## [EXERCISE PROMPT]
Everything from the line containing "Give me the" through the end of the entries should be output exactly; nothing before it is wanted.

|---|

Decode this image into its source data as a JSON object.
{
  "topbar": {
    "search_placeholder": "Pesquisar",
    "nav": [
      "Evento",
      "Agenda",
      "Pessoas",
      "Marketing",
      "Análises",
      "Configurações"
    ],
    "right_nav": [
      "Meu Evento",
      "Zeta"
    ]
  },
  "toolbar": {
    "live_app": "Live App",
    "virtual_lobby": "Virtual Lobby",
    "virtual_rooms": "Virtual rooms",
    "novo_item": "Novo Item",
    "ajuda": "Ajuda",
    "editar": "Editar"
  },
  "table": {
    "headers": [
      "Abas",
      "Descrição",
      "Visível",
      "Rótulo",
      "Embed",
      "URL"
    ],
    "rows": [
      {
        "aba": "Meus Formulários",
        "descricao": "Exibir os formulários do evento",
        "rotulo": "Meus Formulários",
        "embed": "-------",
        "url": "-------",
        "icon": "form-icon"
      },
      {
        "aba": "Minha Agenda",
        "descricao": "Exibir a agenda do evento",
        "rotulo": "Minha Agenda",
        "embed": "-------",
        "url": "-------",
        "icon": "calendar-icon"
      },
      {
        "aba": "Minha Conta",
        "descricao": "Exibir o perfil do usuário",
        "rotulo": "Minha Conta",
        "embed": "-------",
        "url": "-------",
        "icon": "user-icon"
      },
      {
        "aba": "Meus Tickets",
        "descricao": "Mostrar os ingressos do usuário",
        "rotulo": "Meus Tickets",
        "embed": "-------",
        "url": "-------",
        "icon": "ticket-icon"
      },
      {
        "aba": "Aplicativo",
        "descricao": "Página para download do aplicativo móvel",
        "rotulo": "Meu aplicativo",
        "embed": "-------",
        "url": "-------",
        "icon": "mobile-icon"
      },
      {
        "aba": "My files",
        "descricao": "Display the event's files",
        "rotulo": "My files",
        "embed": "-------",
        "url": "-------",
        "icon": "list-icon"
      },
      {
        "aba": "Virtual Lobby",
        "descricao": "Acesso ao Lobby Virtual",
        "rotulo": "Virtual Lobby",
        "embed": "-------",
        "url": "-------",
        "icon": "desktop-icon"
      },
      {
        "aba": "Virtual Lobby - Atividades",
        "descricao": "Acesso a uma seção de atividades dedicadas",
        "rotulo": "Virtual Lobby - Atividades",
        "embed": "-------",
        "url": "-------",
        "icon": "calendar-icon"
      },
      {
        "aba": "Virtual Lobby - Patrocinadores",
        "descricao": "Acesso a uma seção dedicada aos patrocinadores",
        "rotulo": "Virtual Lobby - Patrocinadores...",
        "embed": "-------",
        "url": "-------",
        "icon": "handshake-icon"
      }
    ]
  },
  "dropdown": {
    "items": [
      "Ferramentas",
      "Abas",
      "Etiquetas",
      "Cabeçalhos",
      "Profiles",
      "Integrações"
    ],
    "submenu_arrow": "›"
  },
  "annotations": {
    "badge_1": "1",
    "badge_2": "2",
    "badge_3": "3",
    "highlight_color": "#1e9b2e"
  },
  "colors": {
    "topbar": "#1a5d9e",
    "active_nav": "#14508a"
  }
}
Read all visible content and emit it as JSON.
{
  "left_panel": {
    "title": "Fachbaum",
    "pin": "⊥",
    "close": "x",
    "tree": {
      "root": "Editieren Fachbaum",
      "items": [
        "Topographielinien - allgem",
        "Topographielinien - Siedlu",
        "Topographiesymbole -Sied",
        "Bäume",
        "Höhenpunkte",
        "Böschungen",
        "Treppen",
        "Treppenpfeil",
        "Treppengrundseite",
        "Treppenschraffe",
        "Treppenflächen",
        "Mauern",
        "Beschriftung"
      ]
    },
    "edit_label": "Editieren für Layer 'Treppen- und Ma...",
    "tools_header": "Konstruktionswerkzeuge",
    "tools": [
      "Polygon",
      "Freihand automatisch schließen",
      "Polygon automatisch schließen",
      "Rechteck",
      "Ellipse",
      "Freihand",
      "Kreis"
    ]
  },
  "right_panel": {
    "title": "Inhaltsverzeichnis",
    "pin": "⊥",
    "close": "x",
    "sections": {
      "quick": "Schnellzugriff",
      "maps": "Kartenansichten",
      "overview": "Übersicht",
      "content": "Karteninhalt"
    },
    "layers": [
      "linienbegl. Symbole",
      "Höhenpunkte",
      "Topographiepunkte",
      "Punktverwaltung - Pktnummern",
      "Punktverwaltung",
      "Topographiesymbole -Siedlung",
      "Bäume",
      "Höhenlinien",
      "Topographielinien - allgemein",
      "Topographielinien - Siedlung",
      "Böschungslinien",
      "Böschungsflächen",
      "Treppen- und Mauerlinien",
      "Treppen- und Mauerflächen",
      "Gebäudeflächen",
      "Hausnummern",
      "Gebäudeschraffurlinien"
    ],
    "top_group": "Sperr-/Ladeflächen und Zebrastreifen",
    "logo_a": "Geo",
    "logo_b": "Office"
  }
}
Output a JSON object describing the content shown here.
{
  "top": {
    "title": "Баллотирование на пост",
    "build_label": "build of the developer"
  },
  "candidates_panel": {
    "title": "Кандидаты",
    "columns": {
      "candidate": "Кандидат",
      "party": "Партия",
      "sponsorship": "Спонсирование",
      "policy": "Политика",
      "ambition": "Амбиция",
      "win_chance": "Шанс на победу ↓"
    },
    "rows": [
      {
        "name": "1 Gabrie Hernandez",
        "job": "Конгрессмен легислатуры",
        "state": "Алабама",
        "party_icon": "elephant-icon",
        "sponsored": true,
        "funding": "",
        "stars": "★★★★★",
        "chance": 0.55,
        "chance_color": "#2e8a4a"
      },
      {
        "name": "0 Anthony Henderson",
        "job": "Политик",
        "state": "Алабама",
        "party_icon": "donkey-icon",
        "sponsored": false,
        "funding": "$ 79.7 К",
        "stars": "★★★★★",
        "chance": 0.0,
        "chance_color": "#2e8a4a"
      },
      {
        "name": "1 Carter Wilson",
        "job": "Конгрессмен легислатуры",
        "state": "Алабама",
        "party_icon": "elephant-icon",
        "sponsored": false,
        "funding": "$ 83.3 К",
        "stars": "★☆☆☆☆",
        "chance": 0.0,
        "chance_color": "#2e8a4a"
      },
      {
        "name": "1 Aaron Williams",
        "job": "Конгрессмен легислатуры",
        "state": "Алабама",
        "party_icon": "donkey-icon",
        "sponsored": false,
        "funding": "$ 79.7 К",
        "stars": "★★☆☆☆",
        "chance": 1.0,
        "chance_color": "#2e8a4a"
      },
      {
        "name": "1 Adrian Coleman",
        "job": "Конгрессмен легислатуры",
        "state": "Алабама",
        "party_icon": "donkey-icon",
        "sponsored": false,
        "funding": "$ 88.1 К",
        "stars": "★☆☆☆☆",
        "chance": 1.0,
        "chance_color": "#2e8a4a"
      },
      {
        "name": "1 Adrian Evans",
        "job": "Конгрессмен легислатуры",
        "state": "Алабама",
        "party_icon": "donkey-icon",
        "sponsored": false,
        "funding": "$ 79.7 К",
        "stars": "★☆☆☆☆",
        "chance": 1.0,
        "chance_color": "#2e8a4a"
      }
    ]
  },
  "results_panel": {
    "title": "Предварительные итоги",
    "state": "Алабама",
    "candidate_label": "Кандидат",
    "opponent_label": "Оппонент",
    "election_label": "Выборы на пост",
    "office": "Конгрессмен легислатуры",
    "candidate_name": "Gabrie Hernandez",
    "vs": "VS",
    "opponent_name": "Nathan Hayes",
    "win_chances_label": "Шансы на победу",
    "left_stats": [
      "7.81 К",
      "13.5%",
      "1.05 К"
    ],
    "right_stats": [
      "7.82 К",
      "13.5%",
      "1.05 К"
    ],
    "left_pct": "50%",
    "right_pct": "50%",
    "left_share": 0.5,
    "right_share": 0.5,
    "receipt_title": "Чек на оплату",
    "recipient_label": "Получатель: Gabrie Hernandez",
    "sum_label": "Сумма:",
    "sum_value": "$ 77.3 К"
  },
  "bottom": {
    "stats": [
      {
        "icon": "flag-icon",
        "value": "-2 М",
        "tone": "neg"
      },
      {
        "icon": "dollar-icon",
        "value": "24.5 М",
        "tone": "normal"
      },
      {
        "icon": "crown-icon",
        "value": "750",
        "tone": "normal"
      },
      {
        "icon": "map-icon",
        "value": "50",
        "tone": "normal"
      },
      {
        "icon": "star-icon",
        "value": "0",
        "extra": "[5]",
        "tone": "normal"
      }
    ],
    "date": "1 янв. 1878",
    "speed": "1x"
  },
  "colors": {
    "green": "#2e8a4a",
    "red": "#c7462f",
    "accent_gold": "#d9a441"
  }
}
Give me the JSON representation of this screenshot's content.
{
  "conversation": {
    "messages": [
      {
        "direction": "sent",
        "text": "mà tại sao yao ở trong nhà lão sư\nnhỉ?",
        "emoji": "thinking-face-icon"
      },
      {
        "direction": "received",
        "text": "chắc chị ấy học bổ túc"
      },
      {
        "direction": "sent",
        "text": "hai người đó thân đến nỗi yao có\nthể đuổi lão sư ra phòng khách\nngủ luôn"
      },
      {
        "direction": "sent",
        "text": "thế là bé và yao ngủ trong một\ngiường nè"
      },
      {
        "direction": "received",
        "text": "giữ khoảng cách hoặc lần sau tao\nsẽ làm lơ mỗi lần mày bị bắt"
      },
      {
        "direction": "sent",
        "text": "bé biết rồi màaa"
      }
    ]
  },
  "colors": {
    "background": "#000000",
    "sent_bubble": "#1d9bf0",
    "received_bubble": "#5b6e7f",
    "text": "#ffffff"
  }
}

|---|

## [YOUR SOLUTION]
Give me the JSON representation of this screenshot's content.
{
  "conversation": {
    "messages": [
      {
        "direction": "sent",
        "text": "mà tại sao yao ở trong nhà lão sư\nnhỉ?",
        "emoji": "thinking-face-icon"
      },
      {
        "direction": "received",
        "text": "chắc chị ấy học bổ túc"
      },
      {
        "direction": "sent",
        "text": "hai người đó thân đến nỗi yao có\nthể đuổi lão sư ra phòng khách\nngủ luôn"
      },
      {
        "direction": "sent",
        "text": "thế là bé và yao ngủ trong một\ngiường nè"
      },
      {
        "direction": "received",
        "text": "giữ khoảng cách hoặc lần sau tao\nsẽ làm lơ mỗi lần mày bị bắt"
      },
      {
        "direction": "sent",
        "text": "bé biết rồi màaa"
      }
    ]
  },
  "colors": {
    "background": "#000000",
    "sent_bubble": "#1d9bf0",
    "received_bubble": "#5b6e7f",
    "text": "#ffffff"
  }
}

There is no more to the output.